China Seminar: The Digital Geographies of Secrecy
- Wednesday 30 November 2022
- China Seminar
2311 BD Leiden
The Digital Geographies of Secrecy: Contentious politics and digital images in contemporary China
This talk examines the role of secrecy in contemporary China, focusing on the role of secrecy in contentious politics, and highlighting emerging digital geographies of secrecy. The talk starts by outlining different typologies of secrecy that can be identified as influencing contentious politics in contemporary China. The talk then discusses the relationship between secrecy and governance in China, with a particular emphasis on systems of surveillance and their relationship to secrecy.
Following this, the talk examines three case studies where secrecy played an important role:
- anti-eviction activism in Beijing;
- video protests related to Covid-19 lockdowns in Shanghai; poster sharing after the Sitong Bridge incident. Through these case studies, the talk highlights how territory, mobility;
- materiality play an important role in the digital geographies of secrecy produced through contentious political movements in contemporary China.
The talk ends by considering the role of secrecy contemporary digital societies, with a particular emphasis on how eroding regimes of privacy make secrecy increasingly important.
Carwyn Morris is a University Lecturer in China Studies. His research examines the spatialization of digital relations, including digital displacement, digital territorialization projects, digital mobilities, and internet celebrity (wanghong) urbanisms. He explores how contentious politics, migration, mobility, food, governance, territory, and wanghong are hybrid phenomena that take place across 'digital' and 'physical' spaces.
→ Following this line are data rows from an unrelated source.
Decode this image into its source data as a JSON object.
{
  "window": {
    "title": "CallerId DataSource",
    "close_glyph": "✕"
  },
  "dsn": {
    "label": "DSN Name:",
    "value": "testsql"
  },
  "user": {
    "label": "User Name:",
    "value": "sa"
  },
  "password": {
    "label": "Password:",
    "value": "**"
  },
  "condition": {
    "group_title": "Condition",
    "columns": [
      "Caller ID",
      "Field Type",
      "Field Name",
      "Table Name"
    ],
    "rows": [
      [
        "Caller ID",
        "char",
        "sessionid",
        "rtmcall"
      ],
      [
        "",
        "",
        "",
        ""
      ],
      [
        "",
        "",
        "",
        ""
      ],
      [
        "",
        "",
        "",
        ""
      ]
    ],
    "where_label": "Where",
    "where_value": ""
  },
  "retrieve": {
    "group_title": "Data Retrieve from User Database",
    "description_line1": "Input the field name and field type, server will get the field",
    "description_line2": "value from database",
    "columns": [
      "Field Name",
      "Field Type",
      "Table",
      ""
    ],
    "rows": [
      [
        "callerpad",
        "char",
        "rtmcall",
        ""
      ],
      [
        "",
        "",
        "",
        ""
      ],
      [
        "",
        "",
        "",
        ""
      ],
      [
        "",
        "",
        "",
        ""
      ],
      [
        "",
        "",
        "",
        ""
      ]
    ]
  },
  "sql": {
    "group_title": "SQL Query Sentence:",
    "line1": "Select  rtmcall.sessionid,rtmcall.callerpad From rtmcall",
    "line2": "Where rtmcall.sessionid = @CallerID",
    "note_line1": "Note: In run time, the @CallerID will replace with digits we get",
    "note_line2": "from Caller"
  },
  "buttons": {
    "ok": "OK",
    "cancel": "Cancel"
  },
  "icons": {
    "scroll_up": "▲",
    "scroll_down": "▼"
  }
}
His work has appeared in Transactions of the Institute of British Geographers, Mobility, Made in China, and The China Quarterly.